My life does not revolve around writing and publishing, but it’s a big part of it. Writing is in my soul. I don’t romanticize it, because it just is. From when I was four years old, I’ve been telling stories I’ve made up on the spot. Just yesterday I was imagining something about my friend’s life, and she said, “You sure do have a lot of stories about me. Tell me more.” A soundbite that makes you realize you never really turn it off. My imagination is going 24/7. A dreamless sleep is the only silence up there. And while I’ve often been down on myself for being seemingly behind everyone else I know (no house, no kids, no SPACE to live in really, no travel experience beyond a few places, etc. etc.) I remind myself that I have a career that others would kill to have. I’m doing what I’ve always known I’m destined to do, and to top it off? I’m doing it my way, because indie publishing is the way I was always meant to do this. Even though Amazon needs to be in timeout a lot, but I digress. Nothing’s perfect!
I suppose the lesson I’ve learned through my adult life isn’t “follow your dreams” or “work hard and it will happen.” We all know people – including ourselves – who that didn’t work out for. But I do think the message I’ve picked up is that you just never know what will happen. Maybe that rando who messaged you on Tumblr turns out to be your future life partner. Maybe that random anime you caught on TV in 1998 hurls you down a rabbit hole toward a degree in Japanese Studies. Maybe graduating college in 2010 made you look at alternate forms of making money, back in a time when people struggled to understand that. And maybe the people who said you needed a “realistic” dream didn’t say it from a sad place. Maybe reality was exactly what you needed.
If you’ve read my works, no matter how many or for how long, thank you. For the deepest parts of my soul, thank you for helping this career, this realistic dream come true. This is a job built on a two-way street. I would not be here today if my books, my lifelong talent (that I spent many, many years practicing at, of course) didn’t resonate with people. That’s what is truly humbling to me as a human being. I have sold tens of thousands of books, and I don’t even know how many have borrowed in KU. People listen to my audiobooks on their way to work. They’re finding me at conferences and taking pictures with me. It’s absolutely nuts to think about, and I love you all.

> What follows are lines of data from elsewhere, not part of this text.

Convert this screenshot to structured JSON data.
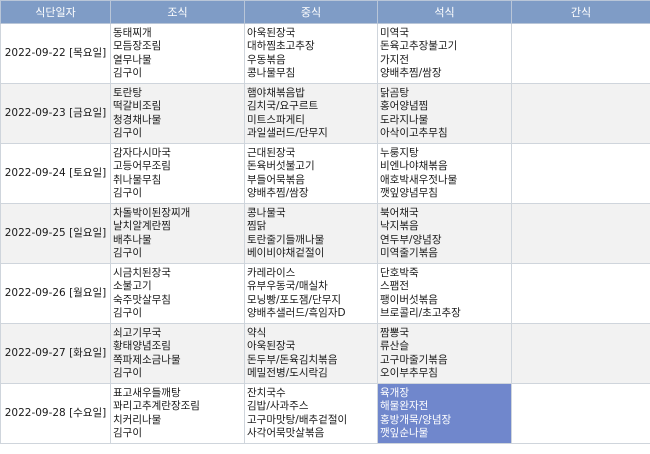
{
  "headers": {
    "date": "식단일자",
    "breakfast": "조식",
    "lunch": "중식",
    "dinner": "석식",
    "snack": "간식"
  },
  "days": [
    {
      "date": "2022-09-22 [목요일]",
      "breakfast": [
        "동태찌개",
        "모듬장조림",
        "열무나물",
        "김구이"
      ],
      "lunch": [
        "아욱된장국",
        "대하찜초고추장",
        "우동볶음",
        "콩나물무침"
      ],
      "dinner": [
        "미역국",
        "돈육고추장불고기",
        "가지전",
        "양배추찜/쌈장"
      ],
      "snack": []
    },
    {
      "date": "2022-09-23 [금요일]",
      "breakfast": [
        "토란탕",
        "떡갈비조림",
        "청경채나물",
        "김구이"
      ],
      "lunch": [
        "햄야채볶음밥",
        "김치국/요구르트",
        "미트스파게티",
        "과일샐러드/단무지"
      ],
      "dinner": [
        "닭곰탕",
        "홍어양념찜",
        "도라지나물",
        "아삭이고추무침"
      ],
      "snack": []
    },
    {
      "date": "2022-09-24 [토요일]",
      "breakfast": [
        "감자다시마국",
        "고등어무조림",
        "취나물무침",
        "김구이"
      ],
      "lunch": [
        "근대된장국",
        "돈육버섯불고기",
        "부들어묵볶음",
        "양배추찜/쌈장"
      ],
      "dinner": [
        "누룽지탕",
        "비엔나야채볶음",
        "애호박새우젓나물",
        "깻잎양념무침"
      ],
      "snack": []
    },
    {
      "date": "2022-09-25 [일요일]",
      "breakfast": [
        "차돌박이된장찌개",
        "날치알계란찜",
        "배추나물",
        "김구이"
      ],
      "lunch": [
        "콩나물국",
        "찜닭",
        "토란줄기들깨나물",
        "베이비야채겉절이"
      ],
      "dinner": [
        "북어채국",
        "낙지볶음",
        "연두부/양념장",
        "미역줄기볶음"
      ],
      "snack": []
    },
    {
      "date": "2022-09-26 [월요일]",
      "breakfast": [
        "시금치된장국",
        "소불고기",
        "숙주맛살무침",
        "김구이"
      ],
      "lunch": [
        "카레라이스",
        "유부우동국/매실차",
        "모닝빵/포도잼/단무지",
        "양배추샐러드/흑임자D"
      ],
      "dinner": [
        "단호박죽",
        "스팸전",
        "팽이버섯볶음",
        "브로콜리/초고추장"
      ],
      "snack": []
    },
    {
      "date": "2022-09-27 [화요일]",
      "breakfast": [
        "쇠고기무국",
        "황태양념조림",
        "쪽파제소금나물",
        "김구이"
      ],
      "lunch": [
        "약식",
        "아욱된장국",
        "돈두부/돈육김치볶음",
        "메밀전병/도시락김"
      ],
      "dinner": [
        "짬뽕국",
        "류산슬",
        "고구마줄기볶음",
        "오이부추무침"
      ],
      "snack": []
    },
    {
      "date": "2022-09-28 [수요일]",
      "breakfast": [
        "표고새우들깨탕",
        "꽈리고추계란장조림",
        "치커리나물",
        "김구이"
      ],
      "lunch": [
        "잔치국수",
        "김밥/사과주스",
        "고구마맛탕/배추겉절이",
        "사각어묵맛살볶음"
      ],
      "dinner": [
        "육개장",
        "해물완자전",
        "홍방개묵/양념장",
        "깻잎순나물"
      ],
      "snack": []
    }
  ]
}
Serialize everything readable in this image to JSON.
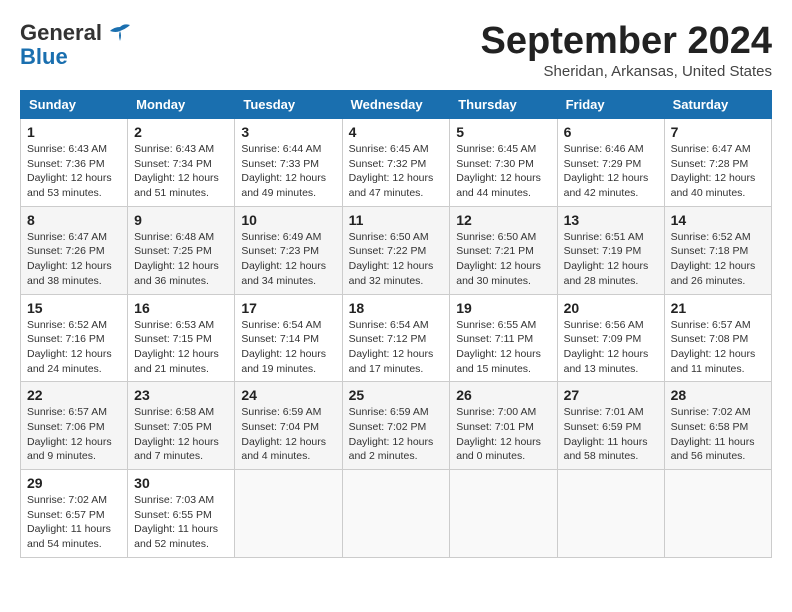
{
  "logo": {
    "line1": "General",
    "line2": "Blue"
  },
  "title": "September 2024",
  "location": "Sheridan, Arkansas, United States",
  "days_of_week": [
    "Sunday",
    "Monday",
    "Tuesday",
    "Wednesday",
    "Thursday",
    "Friday",
    "Saturday"
  ],
  "weeks": [
    [
      {
        "day": "1",
        "sunrise": "6:43 AM",
        "sunset": "7:36 PM",
        "daylight": "12 hours and 53 minutes."
      },
      {
        "day": "2",
        "sunrise": "6:43 AM",
        "sunset": "7:34 PM",
        "daylight": "12 hours and 51 minutes."
      },
      {
        "day": "3",
        "sunrise": "6:44 AM",
        "sunset": "7:33 PM",
        "daylight": "12 hours and 49 minutes."
      },
      {
        "day": "4",
        "sunrise": "6:45 AM",
        "sunset": "7:32 PM",
        "daylight": "12 hours and 47 minutes."
      },
      {
        "day": "5",
        "sunrise": "6:45 AM",
        "sunset": "7:30 PM",
        "daylight": "12 hours and 44 minutes."
      },
      {
        "day": "6",
        "sunrise": "6:46 AM",
        "sunset": "7:29 PM",
        "daylight": "12 hours and 42 minutes."
      },
      {
        "day": "7",
        "sunrise": "6:47 AM",
        "sunset": "7:28 PM",
        "daylight": "12 hours and 40 minutes."
      }
    ],
    [
      {
        "day": "8",
        "sunrise": "6:47 AM",
        "sunset": "7:26 PM",
        "daylight": "12 hours and 38 minutes."
      },
      {
        "day": "9",
        "sunrise": "6:48 AM",
        "sunset": "7:25 PM",
        "daylight": "12 hours and 36 minutes."
      },
      {
        "day": "10",
        "sunrise": "6:49 AM",
        "sunset": "7:23 PM",
        "daylight": "12 hours and 34 minutes."
      },
      {
        "day": "11",
        "sunrise": "6:50 AM",
        "sunset": "7:22 PM",
        "daylight": "12 hours and 32 minutes."
      },
      {
        "day": "12",
        "sunrise": "6:50 AM",
        "sunset": "7:21 PM",
        "daylight": "12 hours and 30 minutes."
      },
      {
        "day": "13",
        "sunrise": "6:51 AM",
        "sunset": "7:19 PM",
        "daylight": "12 hours and 28 minutes."
      },
      {
        "day": "14",
        "sunrise": "6:52 AM",
        "sunset": "7:18 PM",
        "daylight": "12 hours and 26 minutes."
      }
    ],
    [
      {
        "day": "15",
        "sunrise": "6:52 AM",
        "sunset": "7:16 PM",
        "daylight": "12 hours and 24 minutes."
      },
      {
        "day": "16",
        "sunrise": "6:53 AM",
        "sunset": "7:15 PM",
        "daylight": "12 hours and 21 minutes."
      },
      {
        "day": "17",
        "sunrise": "6:54 AM",
        "sunset": "7:14 PM",
        "daylight": "12 hours and 19 minutes."
      },
      {
        "day": "18",
        "sunrise": "6:54 AM",
        "sunset": "7:12 PM",
        "daylight": "12 hours and 17 minutes."
      },
      {
        "day": "19",
        "sunrise": "6:55 AM",
        "sunset": "7:11 PM",
        "daylight": "12 hours and 15 minutes."
      },
      {
        "day": "20",
        "sunrise": "6:56 AM",
        "sunset": "7:09 PM",
        "daylight": "12 hours and 13 minutes."
      },
      {
        "day": "21",
        "sunrise": "6:57 AM",
        "sunset": "7:08 PM",
        "daylight": "12 hours and 11 minutes."
      }
    ],
    [
      {
        "day": "22",
        "sunrise": "6:57 AM",
        "sunset": "7:06 PM",
        "daylight": "12 hours and 9 minutes."
      },
      {
        "day": "23",
        "sunrise": "6:58 AM",
        "sunset": "7:05 PM",
        "daylight": "12 hours and 7 minutes."
      },
      {
        "day": "24",
        "sunrise": "6:59 AM",
        "sunset": "7:04 PM",
        "daylight": "12 hours and 4 minutes."
      },
      {
        "day": "25",
        "sunrise": "6:59 AM",
        "sunset": "7:02 PM",
        "daylight": "12 hours and 2 minutes."
      },
      {
        "day": "26",
        "sunrise": "7:00 AM",
        "sunset": "7:01 PM",
        "daylight": "12 hours and 0 minutes."
      },
      {
        "day": "27",
        "sunrise": "7:01 AM",
        "sunset": "6:59 PM",
        "daylight": "11 hours and 58 minutes."
      },
      {
        "day": "28",
        "sunrise": "7:02 AM",
        "sunset": "6:58 PM",
        "daylight": "11 hours and 56 minutes."
      }
    ],
    [
      {
        "day": "29",
        "sunrise": "7:02 AM",
        "sunset": "6:57 PM",
        "daylight": "11 hours and 54 minutes."
      },
      {
        "day": "30",
        "sunrise": "7:03 AM",
        "sunset": "6:55 PM",
        "daylight": "11 hours and 52 minutes."
      },
      null,
      null,
      null,
      null,
      null
    ]
  ]
}
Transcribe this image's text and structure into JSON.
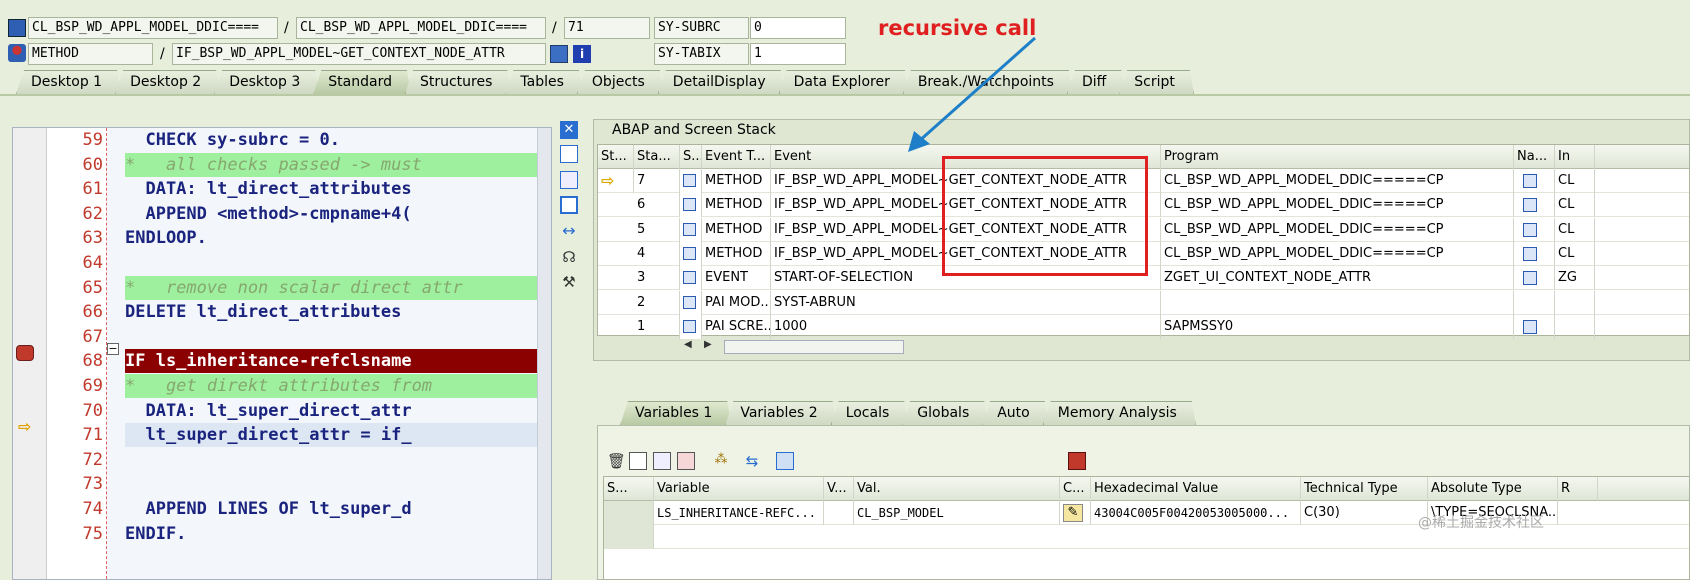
{
  "header": {
    "field1": "CL_BSP_WD_APPL_MODEL_DDIC====",
    "field2": "CL_BSP_WD_APPL_MODEL_DDIC====",
    "field3": "71",
    "subrc_label": "SY-SUBRC",
    "subrc_value": "0",
    "type_field": "METHOD",
    "method_field": "IF_BSP_WD_APPL_MODEL~GET_CONTEXT_NODE_ATTR",
    "tabix_label": "SY-TABIX",
    "tabix_value": "1",
    "slash": "/"
  },
  "main_tabs": [
    "Desktop 1",
    "Desktop 2",
    "Desktop 3",
    "Standard",
    "Structures",
    "Tables",
    "Objects",
    "DetailDisplay",
    "Data Explorer",
    "Break./Watchpoints",
    "Diff",
    "Script"
  ],
  "code_lines": [
    {
      "no": "59",
      "text": "  CHECK sy-subrc = 0.",
      "comment": false
    },
    {
      "no": "60",
      "text": "*   all checks passed -> must",
      "comment": true
    },
    {
      "no": "61",
      "text": "  DATA: lt_direct_attributes",
      "comment": false
    },
    {
      "no": "62",
      "text": "  APPEND <method>-cmpname+4(",
      "comment": false
    },
    {
      "no": "63",
      "text": "ENDLOOP.",
      "comment": false
    },
    {
      "no": "64",
      "text": "",
      "comment": false
    },
    {
      "no": "65",
      "text": "*   remove non scalar direct attr",
      "comment": true
    },
    {
      "no": "66",
      "text": "DELETE lt_direct_attributes",
      "comment": false
    },
    {
      "no": "67",
      "text": "",
      "comment": false
    },
    {
      "no": "68",
      "text": "IF ls_inheritance-refclsname",
      "comment": false
    },
    {
      "no": "69",
      "text": "*   get direkt attributes from",
      "comment": true
    },
    {
      "no": "70",
      "text": "  DATA: lt_super_direct_attr",
      "comment": false
    },
    {
      "no": "71",
      "text": "  lt_super_direct_attr = if_",
      "comment": false
    },
    {
      "no": "72",
      "text": "",
      "comment": false
    },
    {
      "no": "73",
      "text": "",
      "comment": false
    },
    {
      "no": "74",
      "text": "  APPEND LINES OF lt_super_d",
      "comment": false
    },
    {
      "no": "75",
      "text": "ENDIF.",
      "comment": false
    }
  ],
  "stack": {
    "title": "ABAP and Screen Stack",
    "columns": [
      "St...",
      "Sta...",
      "S...",
      "Event T...",
      "Event",
      "Program",
      "Na...",
      "In"
    ],
    "rows": [
      {
        "level": "7",
        "type": "METHOD",
        "event": "IF_BSP_WD_APPL_MODEL~GET_CONTEXT_NODE_ATTR",
        "program": "CL_BSP_WD_APPL_MODEL_DDIC=====CP",
        "inc": "CL",
        "current": true
      },
      {
        "level": "6",
        "type": "METHOD",
        "event": "IF_BSP_WD_APPL_MODEL~GET_CONTEXT_NODE_ATTR",
        "program": "CL_BSP_WD_APPL_MODEL_DDIC=====CP",
        "inc": "CL",
        "current": false
      },
      {
        "level": "5",
        "type": "METHOD",
        "event": "IF_BSP_WD_APPL_MODEL~GET_CONTEXT_NODE_ATTR",
        "program": "CL_BSP_WD_APPL_MODEL_DDIC=====CP",
        "inc": "CL",
        "current": false
      },
      {
        "level": "4",
        "type": "METHOD",
        "event": "IF_BSP_WD_APPL_MODEL~GET_CONTEXT_NODE_ATTR",
        "program": "CL_BSP_WD_APPL_MODEL_DDIC=====CP",
        "inc": "CL",
        "current": false
      },
      {
        "level": "3",
        "type": "EVENT",
        "event": "START-OF-SELECTION",
        "program": "ZGET_UI_CONTEXT_NODE_ATTR",
        "inc": "ZG",
        "current": false
      },
      {
        "level": "2",
        "type": "PAI MOD...",
        "event": "SYST-ABRUN",
        "program": "",
        "inc": "",
        "current": false
      },
      {
        "level": "1",
        "type": "PAI SCRE...",
        "event": "1000",
        "program": "SAPMSSY0",
        "inc": "",
        "current": false
      }
    ]
  },
  "annotation": "recursive call",
  "var_tabs": [
    "Variables 1",
    "Variables 2",
    "Locals",
    "Globals",
    "Auto",
    "Memory Analysis"
  ],
  "vars": {
    "columns": [
      "S...",
      "Variable",
      "V...",
      "Val.",
      "C...",
      "Hexadecimal Value",
      "Technical Type",
      "Absolute Type",
      "R"
    ],
    "row": {
      "variable": "LS_INHERITANCE-REFC...",
      "value": "CL_BSP_MODEL",
      "hex": "43004C005F00420053005000...",
      "tech": "C(30)",
      "abs": "\\TYPE=SEOCLSNA..."
    }
  },
  "watermark": "@稀土掘金技术社区",
  "colors": {
    "annotation": "#e02020",
    "arrow": "#1e7fc8",
    "highlight_box": "#e02020",
    "breakpoint_line": "#8b0000",
    "comment_bg": "#9ef09e"
  }
}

And if you’re wondering about that fantasy series I was supposed to publish back in 2012… that’s another whole subplot of this story. One of digging deep into Romance to make a living while working on Fantasy on the side. But now, on my tenth anniversary, I think it’s only right to announce that I am, in fact, moving in to fantasy, and you can read more about it HERE. (I swear this whole thing was not a plug, ha!)
I have little family left. I don’t know if I’ll ever see that log cabin in the woods again. All I know is that, despite losing many loved ones and places in my life, as long as I have writing… I’ll be home.
Thank you. Here’s to another ten years of stories, characters, and reality.
I couldn’t have done this without all of you.